**EXTRACTED ENTRIES**
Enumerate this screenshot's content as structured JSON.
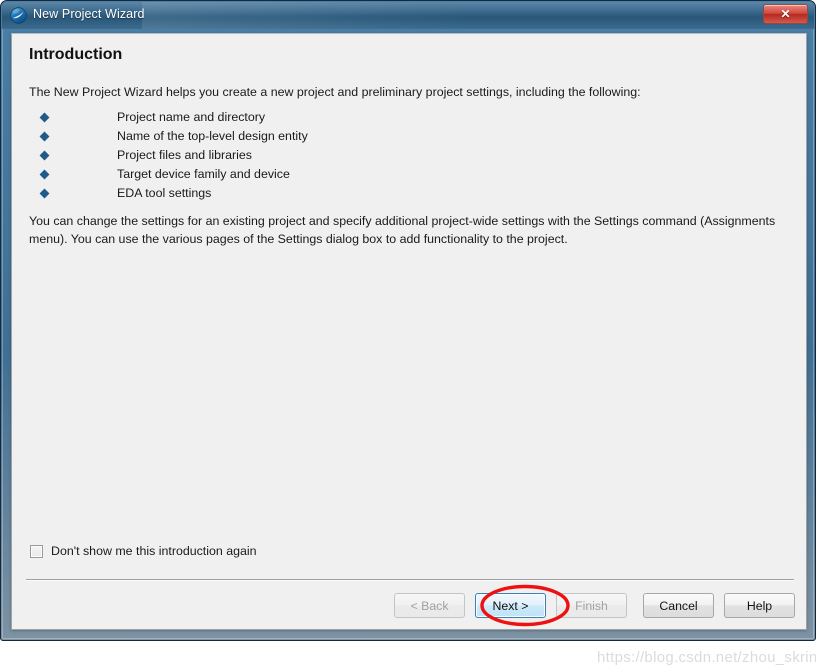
{
  "window": {
    "title": "New Project Wizard",
    "app_icon": "quartus-sphere-icon",
    "close_label": "✕"
  },
  "content": {
    "heading": "Introduction",
    "intro_paragraph": "The New Project Wizard helps you create a new project and preliminary project settings, including the following:",
    "bullets": [
      "Project name and directory",
      "Name of the top-level design entity",
      "Project files and libraries",
      "Target device family and device",
      "EDA tool settings"
    ],
    "body_paragraph": "You can change the settings for an existing project and specify additional project-wide settings with the Settings command (Assignments menu). You can use the various pages of the Settings dialog box to add functionality to the project."
  },
  "checkbox": {
    "label": "Don't show me this introduction again",
    "checked": false
  },
  "buttons": [
    {
      "id": "back",
      "label": "< Back",
      "state": "disabled"
    },
    {
      "id": "next",
      "label": "Next >",
      "state": "focused"
    },
    {
      "id": "finish",
      "label": "Finish",
      "state": "disabled"
    },
    {
      "id": "cancel",
      "label": "Cancel",
      "state": "normal"
    },
    {
      "id": "help",
      "label": "Help",
      "state": "normal"
    }
  ],
  "annotation": {
    "shape": "ellipse",
    "color": "#ee1111",
    "target": "next-button"
  },
  "watermark": {
    "text": "https://blog.csdn.net/zhou_skring"
  },
  "colors": {
    "titlebar": "#2d5c80",
    "frame": "#406f94",
    "panel": "#f0f0f0",
    "bullet": "#1f5c8b",
    "focus_border": "#3c7fb1",
    "close_button": "#d2483c",
    "annotation": "#ee1111"
  }
}
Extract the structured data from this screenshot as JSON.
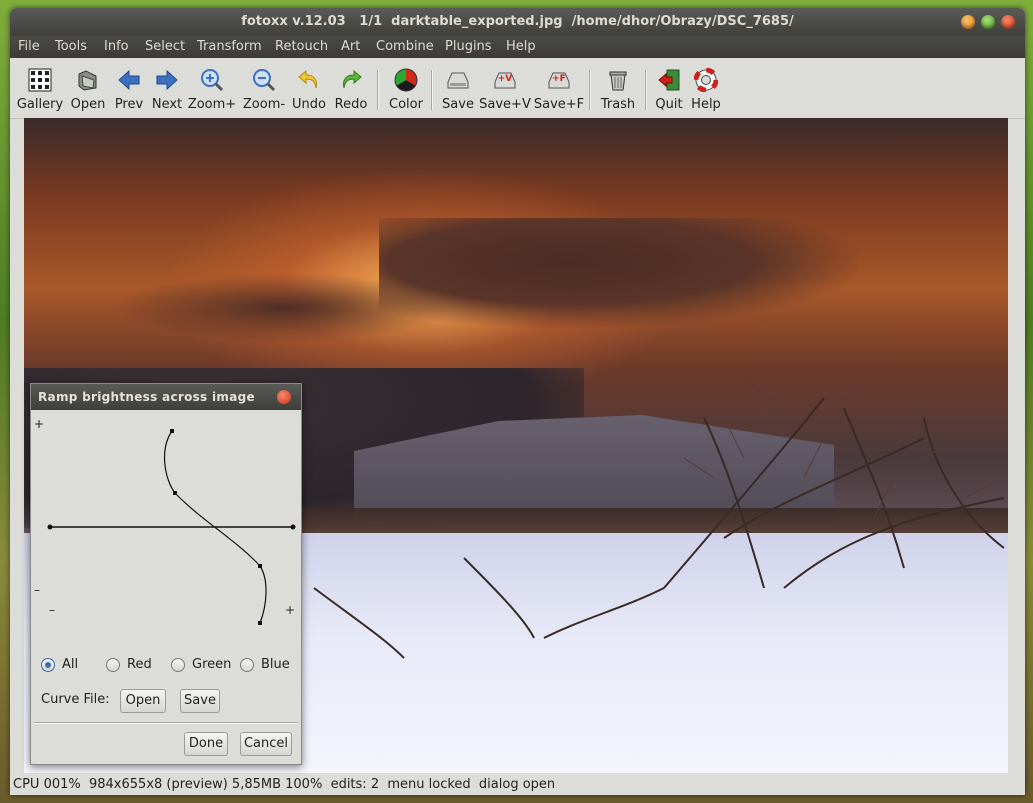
{
  "window": {
    "title": "fotoxx v.12.03   1/1  darktable_exported.jpg  /home/dhor/Obrazy/DSC_7685/"
  },
  "menu": [
    "File",
    "Tools",
    "Info",
    "Select",
    "Transform",
    "Retouch",
    "Art",
    "Combine",
    "Plugins",
    "Help"
  ],
  "toolbar": {
    "gallery": "Gallery",
    "open": "Open",
    "prev": "Prev",
    "next": "Next",
    "zoom_in": "Zoom+",
    "zoom_out": "Zoom-",
    "undo": "Undo",
    "redo": "Redo",
    "color": "Color",
    "save": "Save",
    "save_v": "Save+V",
    "save_f": "Save+F",
    "trash": "Trash",
    "quit": "Quit",
    "help": "Help"
  },
  "dialog": {
    "title": "Ramp brightness across image",
    "axis": {
      "left_top": "+",
      "left_bottom": "–",
      "bottom_left": "–",
      "bottom_right": "+"
    },
    "channels": [
      {
        "label": "All",
        "selected": true
      },
      {
        "label": "Red",
        "selected": false
      },
      {
        "label": "Green",
        "selected": false
      },
      {
        "label": "Blue",
        "selected": false
      }
    ],
    "curve_file_label": "Curve File:",
    "open_label": "Open",
    "save_label": "Save",
    "done_label": "Done",
    "cancel_label": "Cancel"
  },
  "status": {
    "text": "CPU 001%  984x655x8 (preview) 5,85MB 100%  edits: 2  menu locked  dialog open"
  },
  "colors": {
    "titlebar": "#3f3f3b",
    "accent": "#3c6eb4",
    "window_bg": "#dcdcd8"
  }
}
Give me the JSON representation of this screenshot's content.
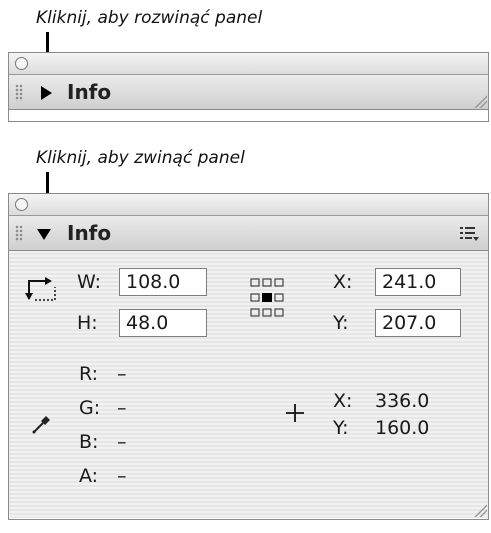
{
  "captions": {
    "expand": "Kliknij, aby rozwinąć panel",
    "collapse": "Kliknij, aby zwinąć panel"
  },
  "collapsed_panel": {
    "title": "Info",
    "state": "collapsed"
  },
  "expanded_panel": {
    "title": "Info",
    "state": "expanded",
    "size": {
      "w_label": "W:",
      "w_value": "108.0",
      "h_label": "H:",
      "h_value": "48.0"
    },
    "position": {
      "x_label": "X:",
      "x_value": "241.0",
      "y_label": "Y:",
      "y_value": "207.0"
    },
    "color": {
      "r_label": "R:",
      "r_value": "–",
      "g_label": "G:",
      "g_value": "–",
      "b_label": "B:",
      "b_value": "–",
      "a_label": "A:",
      "a_value": "–"
    },
    "cursor": {
      "x_label": "X:",
      "x_value": "336.0",
      "y_label": "Y:",
      "y_value": "160.0"
    }
  },
  "icons": {
    "collapse_toggle": "triangle-right-icon",
    "expand_toggle": "triangle-down-icon",
    "options": "panel-menu-icon",
    "registration": "registration-point-grid-icon",
    "eyedropper": "eyedropper-icon",
    "crosshair": "crosshair-icon"
  }
}
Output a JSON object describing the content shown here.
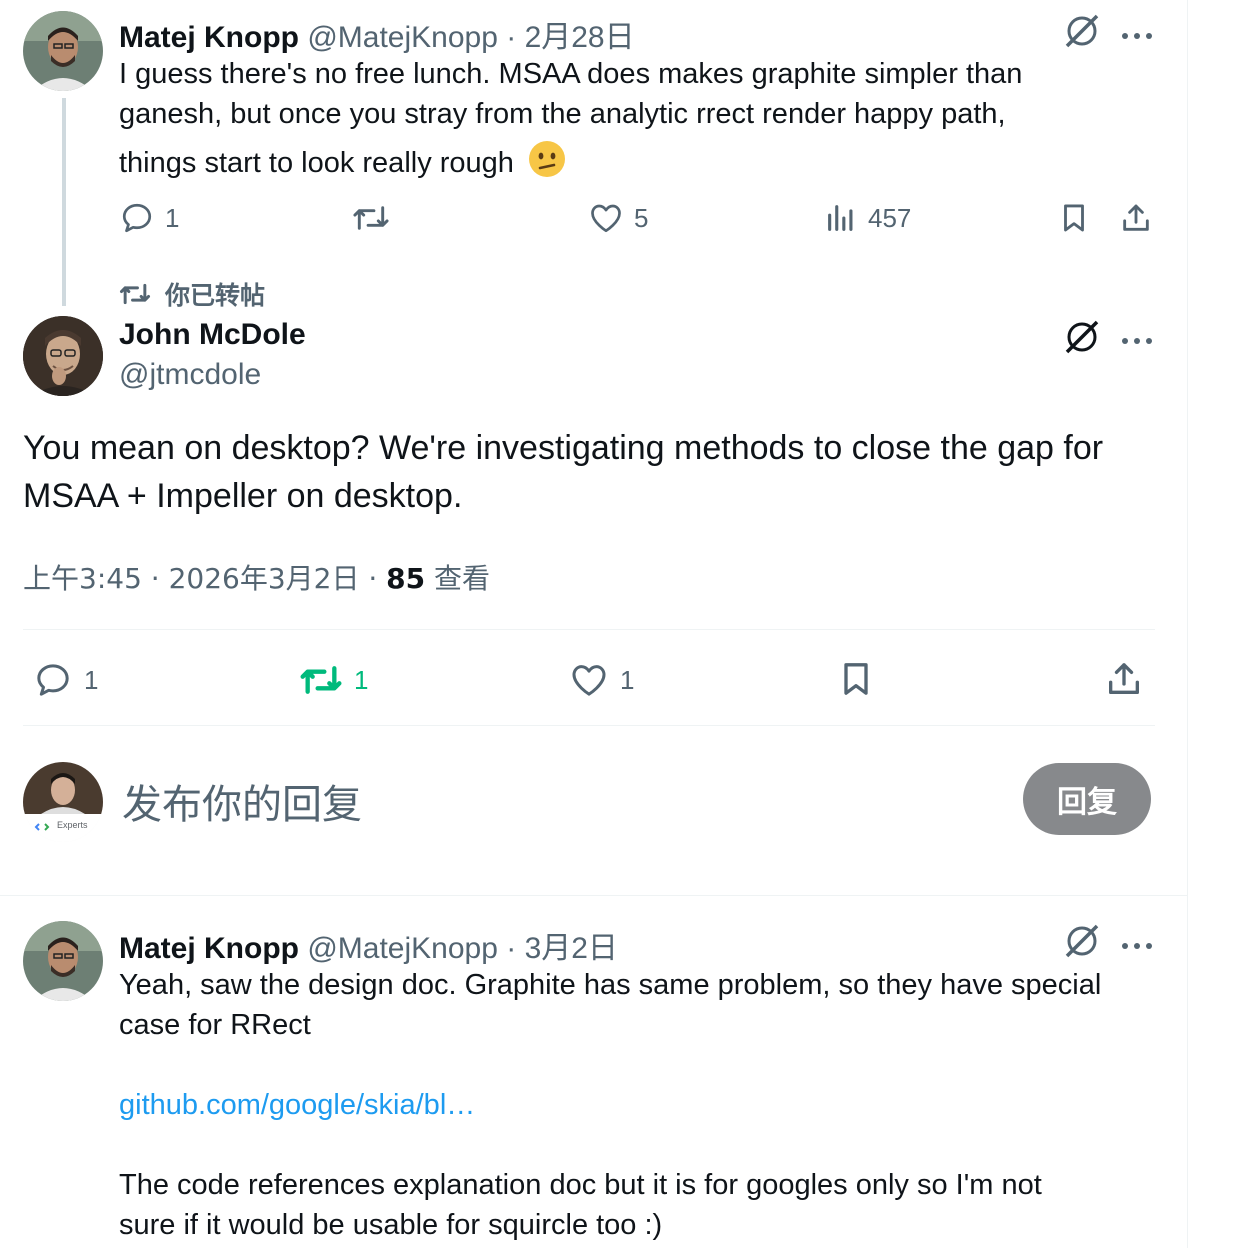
{
  "tweet1": {
    "name": "Matej Knopp",
    "meta": "@MatejKnopp · 2月28日",
    "lines": [
      "I guess there's no free lunch. MSAA does makes graphite simpler than",
      "ganesh, but once you stray from the analytic rrect render happy path,",
      "things start to look really rough"
    ],
    "emoji": "confused-face-emoji",
    "stats": {
      "replies": "1",
      "likes": "5",
      "views": "457"
    }
  },
  "retweet_note": "你已转帖",
  "main_tweet": {
    "name": "John McDole",
    "handle": "@jtmcdole",
    "lines": [
      "You mean on desktop? We're investigating methods to close the gap for",
      "MSAA + Impeller on desktop."
    ],
    "time": "上午3:45 · 2026年3月2日 · ",
    "views_count": "85",
    "views_label": "查看",
    "stats": {
      "replies": "1",
      "retweets": "1",
      "likes": "1"
    },
    "retweet_color": "#00ba7c"
  },
  "compose": {
    "placeholder": "发布你的回复",
    "button": "回复",
    "avatar_text": "Experts"
  },
  "tweet2": {
    "name": "Matej Knopp",
    "meta": "@MatejKnopp · 3月2日",
    "lines": [
      "Yeah, saw the design doc. Graphite has same problem, so they have special",
      "case for RRect"
    ],
    "link": "github.com/google/skia/bl…",
    "lines2": [
      "The code references explanation doc but it is for googles only so I'm not",
      "sure if it would be usable for squircle too :)"
    ]
  },
  "colors": {
    "link": "#1d9bf0",
    "muted": "#536471",
    "retweet_green": "#00ba7c"
  }
}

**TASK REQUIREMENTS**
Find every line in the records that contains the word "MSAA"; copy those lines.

**ANSWER FOR THE TASK**
      "I guess there's no free lunch. MSAA does makes graphite simpler than",
      "MSAA + Impeller on desktop."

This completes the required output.